OTTAWA - The Harper government is signalling its intention to pour more money into aboriginal education, even as it prepares to slash spending on almost everything else.
The governing Conservatives have thrown their support behind an NDP motion calling on the government to provide the necessary funding to ensure First Nations children receive an education of equal quality to that received by kids in provincial school systems.
Moreover, the NDP says Finance Minister Jim Flaherty has indicated a personal interest in the issue during private pre-budget consultations.
The NDP motion does not include a specific price tag but it calls on the government to commit to provide "the necessary financial and policy supports" for aboriginal school systems.
It also calls on the government to provide "funding that will put reserve schools on par with non-reserve provincial schools."
The federal government currently spends $1.4 billion annually on aboriginal education; the Assembly of First Nations has calculated that an additional $500 million a year is needed.
Conservative MP Greg Rickford, parliamentary secretary to Aboriginal Affairs Minister John Duncan, indicated the government's support for the NDP motion during debate Thursday.
"I not only thank (the NDP member) for having presented this motion but I inform him also of my support," Rickford told the House of Commons.
"The children of First Nations must have access to the same opportunities as children who live off reserve. ... The stakes are too high for us not to make First Nation education a priority. In fact, the stakes could not be any higher."
The motion is to be put to a vote on Feb. 27.
As the motion was being debated Thursday in the Commons, NDP finance critic Peter Julian was meeting with Flaherty to lay out the official Opposition's budget priorities. Julian said later they had "a good discussion" about the need for more funding for aboriginal education.
"(Flaherty) agrees that it's important, that's fair to say," Julian said.
The signals of more money for aboriginal education come as Flaherty is preparing to deliver what's expected to be a painful, cost-slashing budget next month. Government departments and agencies have been ordered to cut spending by up to 10 per cent, for savings of up to $8 billion annually.
The Conservatives have made it clear they see education as the key to prosperity and independence for First Nations communities. They have yet to back up their conviction with additional funding but senior officials have let it be known they're open to an increase of some kind.
Aboriginal leaders have long complained that funding for education on reserves is capped at a two per cent annual increase, even as costs for teachers are soaring and many schools are doing without basic resources such as libraries and gyms.
Prime Minister Stephen Harper's summit last month with aboriginal leaders concluded with many good intentions but no concrete promises for improving conditions on reserves. Aboriginal leaders have pointed to the coming budget as the place where Harper will have to prove his good will was more than just talk.
Last year, the federal government and Assembly of First Nations set up a joint task force on education. Its report, published earlier this month, recommended adequate funding for native schools but also suggested setting up an education commission to oversee reform and legislation to create school boards for aboriginal school systems.
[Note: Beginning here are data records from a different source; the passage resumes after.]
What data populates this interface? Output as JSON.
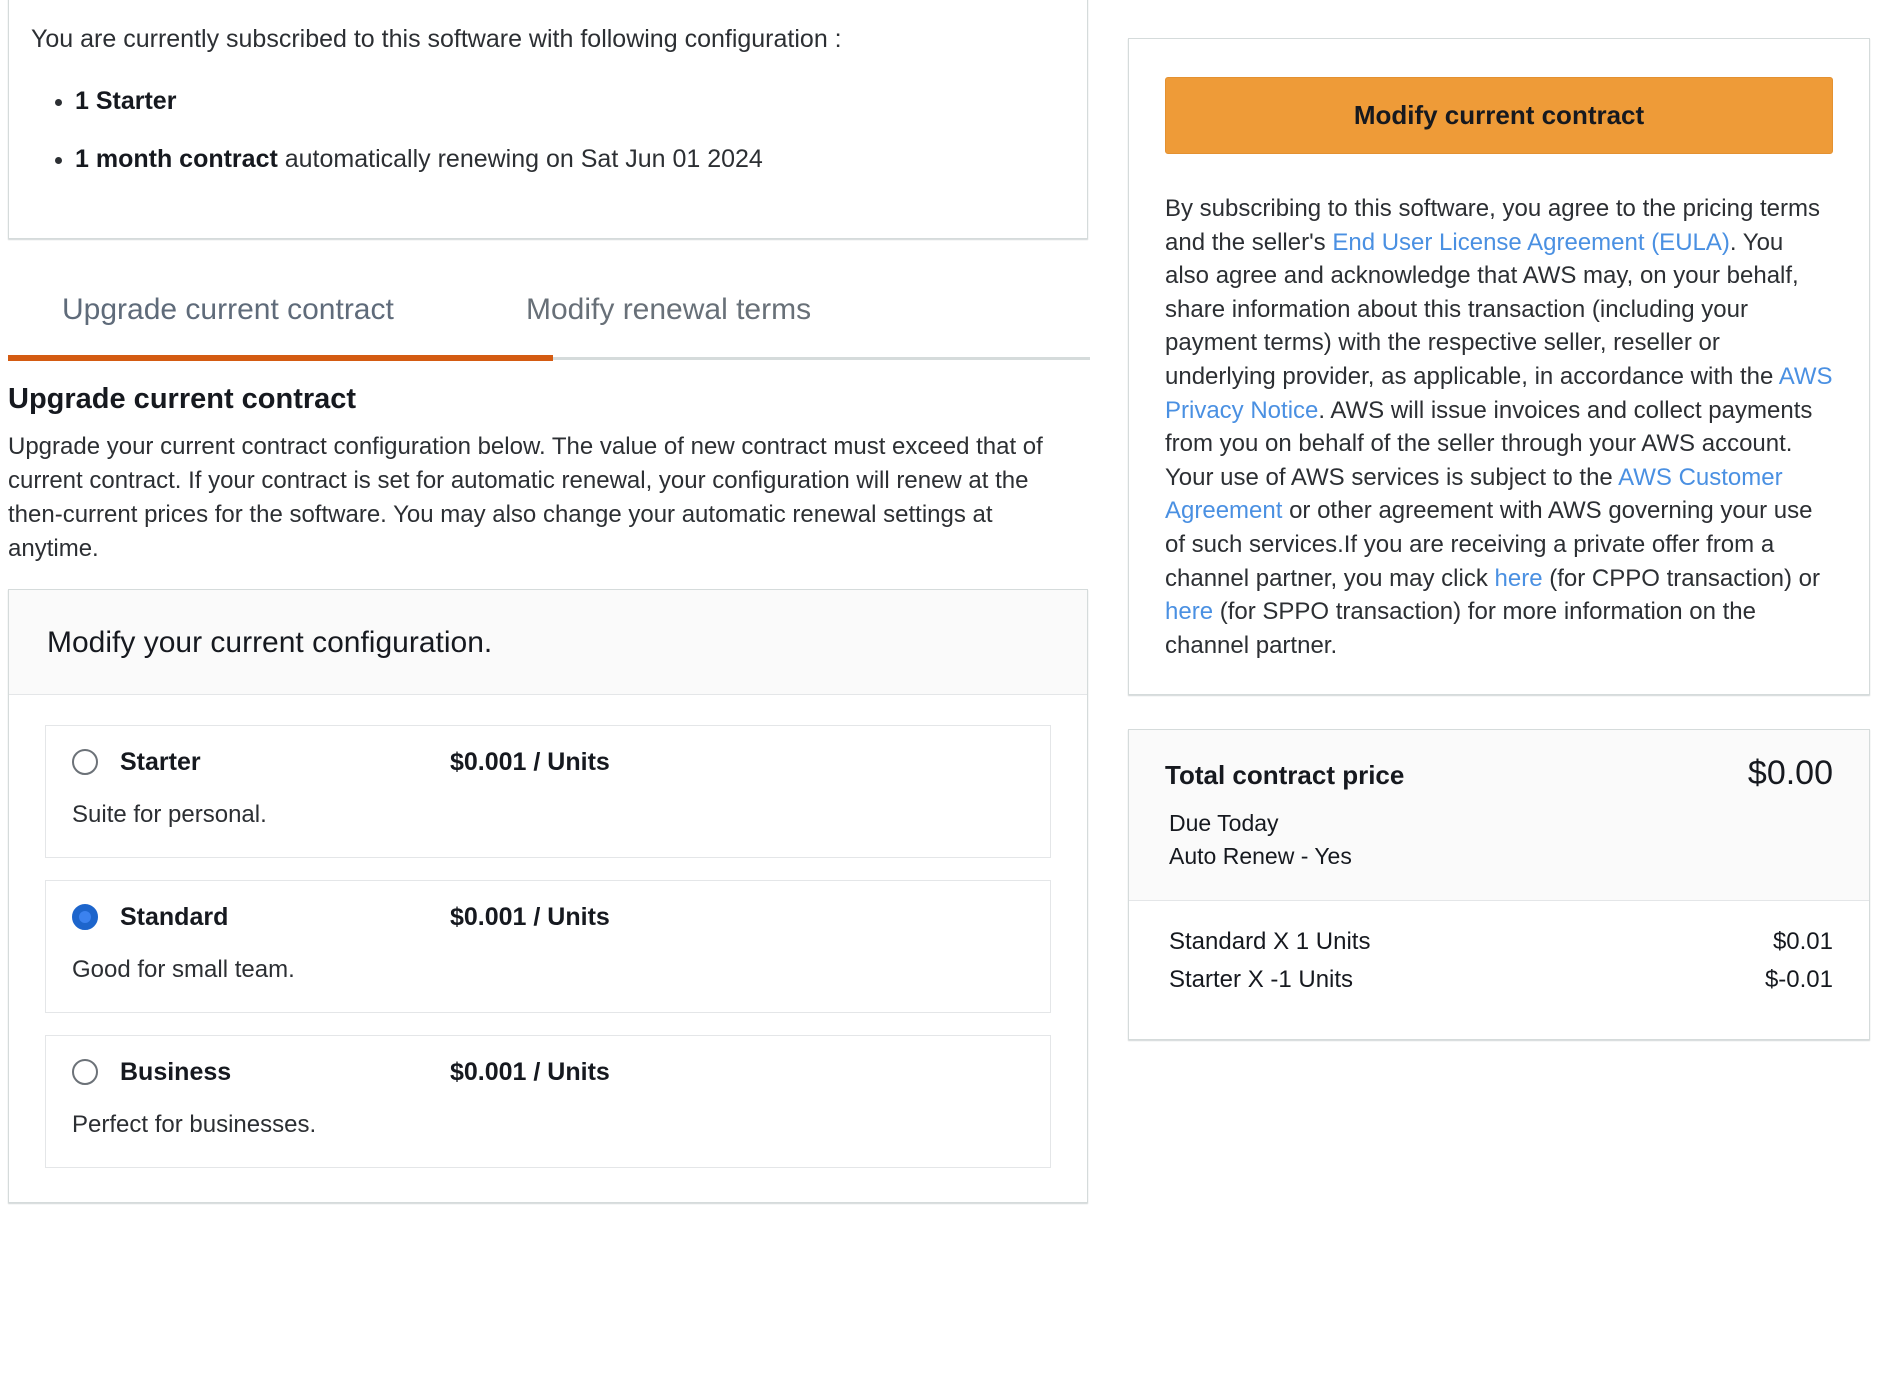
{
  "subscription": {
    "intro": "You are currently subscribed to this software with following configuration :",
    "items": [
      {
        "strong": "1 Starter",
        "rest": ""
      },
      {
        "strong": "1 month contract",
        "rest": " automatically renewing on Sat Jun 01 2024"
      }
    ]
  },
  "tabs": [
    {
      "label": "Upgrade current contract",
      "active": true
    },
    {
      "label": "Modify renewal terms",
      "active": false
    }
  ],
  "upgrade": {
    "title": "Upgrade current contract",
    "description": "Upgrade your current contract configuration below. The value of new contract must exceed that of current contract. If your contract is set for automatic renewal, your configuration will renew at the then-current prices for the software. You may also change your automatic renewal settings at anytime.",
    "config_header": "Modify your current configuration.",
    "options": [
      {
        "name": "Starter",
        "price": "$0.001 / Units",
        "desc": "Suite for personal.",
        "selected": false
      },
      {
        "name": "Standard",
        "price": "$0.001 / Units",
        "desc": "Good for small team.",
        "selected": true
      },
      {
        "name": "Business",
        "price": "$0.001 / Units",
        "desc": "Perfect for businesses.",
        "selected": false
      }
    ]
  },
  "sidebar": {
    "modify_button": "Modify current contract",
    "terms": {
      "p1": "By subscribing to this software, you agree to the pricing terms and the seller's ",
      "link_eula": "End User License Agreement (EULA)",
      "p2": ". You also agree and acknowledge that AWS may, on your behalf, share information about this transaction (including your payment terms) with the respective seller, reseller or underlying provider, as applicable, in accordance with the ",
      "link_privacy": "AWS Privacy Notice",
      "p3": ". AWS will issue invoices and collect payments from you on behalf of the seller through your AWS account. Your use of AWS services is subject to the ",
      "link_customer_agreement": "AWS Customer Agreement",
      "p4": " or other agreement with AWS governing your use of such services.If you are receiving a private offer from a channel partner, you may click ",
      "link_here_1": "here",
      "p5": " (for CPPO transaction) or ",
      "link_here_2": "here",
      "p6": " (for SPPO transaction) for more information on the channel partner."
    },
    "price": {
      "label": "Total contract price",
      "total": "$0.00",
      "due_today": "Due Today",
      "auto_renew": "Auto Renew - Yes",
      "line_items": [
        {
          "label": "Standard X 1 Units",
          "amount": "$0.01"
        },
        {
          "label": "Starter X -1 Units",
          "amount": "$-0.01"
        }
      ]
    }
  },
  "colors": {
    "accent_orange": "#ee9b38",
    "tab_underline": "#d45b12",
    "link_blue": "#4a90e2",
    "radio_selected": "#1d65cc"
  }
}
The Tories want to see the structural changes before they commit major new money. That could mean Flaherty will provide seed money in the budget to kick start changes, rather than a wholesale increase in aboriginal education funding.